Facebook pages for news publishers, including HuffPost Australia, stopped the sharing of news content across the entire globe last week in response to the Morrison government’s Media Bargaining Code that proposed tech giants Facebook and Google pay news outlets for surfacing and profiting of their content.
Facebook said the code, as it stood last week, “fundamentally misunderstands” the relationship between itself and publishers, arguing that news outlets voluntarily post their article links on the platform.
Caught up in the row were emergency services sites the Bureau of Meteorology, state health departments, and the national domestic violence and sexual assault helpline 1800Respect. Facebook apologised for banning vital organisations and reversed the ban on those pages last week.
Smaller Indigenous and community media organisations were also censored.
Australia’s parliament passed a law on Thursday to make Google and Facebook pay media companies for content on their platforms in reforms that countries such as Britain and Canada are looking to replicate.
It’s a landmark measure that could boost traditional media companies publications that have struggled for a piece of the digital advertising pie.
After robust negotiations in which Facebook blocked all news content in the 13th-largest economy, the vote makes Australia the first nation where a government arbitrator can set the price tech giants pay domestic media if private talks fail.
The new law sets the stage for a dispute-handling process largely untested in corporate Australia, should negotiations between Big Tech and media companies fail. Its progress will be closely watched globally.

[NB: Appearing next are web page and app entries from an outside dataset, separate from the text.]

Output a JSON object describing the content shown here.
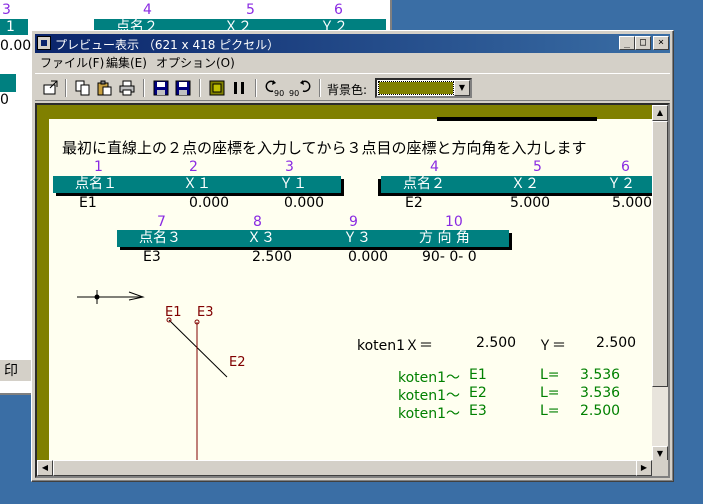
{
  "background_window": {
    "col_numbers": [
      "3",
      "4",
      "5",
      "6"
    ],
    "header_cells": [
      "1",
      "点名２",
      "Ｘ２",
      "Ｙ２"
    ],
    "values": [
      "0.00",
      "0"
    ],
    "status": "印"
  },
  "window": {
    "title": "プレビュー表示 （621 x 418 ピクセル）",
    "caption_buttons": {
      "minimize": "_",
      "maximize": "□",
      "close": "×"
    }
  },
  "menu": [
    {
      "label": "ファイル(F)"
    },
    {
      "label": "編集(E)"
    },
    {
      "label": "オプション(O)"
    }
  ],
  "toolbar": {
    "rotate_left_label": "90",
    "rotate_right_label": "90",
    "bg_color_label": "背景色:",
    "bg_color_value": "#808000"
  },
  "preview": {
    "instruction": "最初に直線上の２点の座標を入力してから３点目の座標と方向角を入力します",
    "col_numbers": [
      "1",
      "2",
      "3",
      "4",
      "5",
      "6",
      "7",
      "8",
      "9",
      "10"
    ],
    "table1": {
      "headers": [
        "点名１",
        "Ｘ１",
        "Ｙ１"
      ],
      "values": [
        "E1",
        "0.000",
        "0.000"
      ]
    },
    "table2": {
      "headers": [
        "点名２",
        "Ｘ２",
        "Ｙ２"
      ],
      "values": [
        "E2",
        "5.000",
        "5.000"
      ]
    },
    "table3": {
      "headers": [
        "点名３",
        "Ｘ３",
        "Ｙ３",
        "方 向 角"
      ],
      "values": [
        "E3",
        "2.500",
        "0.000",
        "90- 0- 0"
      ]
    },
    "diagram_labels": {
      "e1": "E1",
      "e3": "E3",
      "e2": "E2"
    },
    "result": {
      "label": "koten1Ｘ＝",
      "x": "2.500",
      "y_label": "Ｙ＝",
      "y": "2.500"
    },
    "distances": [
      {
        "from": "koten1～",
        "to": "E1",
        "l": "L=",
        "value": "3.536"
      },
      {
        "from": "koten1～",
        "to": "E2",
        "l": "L=",
        "value": "3.536"
      },
      {
        "from": "koten1～",
        "to": "E3",
        "l": "L=",
        "value": "2.500"
      }
    ]
  }
}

Both sides claimed victory after Australia offered Facebook some concessions, including government discretion to release the tech giants from arbitration if they can prove a “significant contribution” to the domestic news industry.
The revised code also allows the tech companies a longer period to cut media deals before the state intervenes. It will be reviewed within a year of taking effect, a joint statement said, but gave no start date.
For months Facebook and Google threatened to pull core services from Australia if the law took effect. But in the days before the vote, and before Facebook blocked news, Google struck some deals with publisher News Corp.
Several large Australian media companies, including Seven West Media, Nine Entertainment and the Australian Broadcasting Corp have said they were in talks with Facebook.
With additional files from Reuters.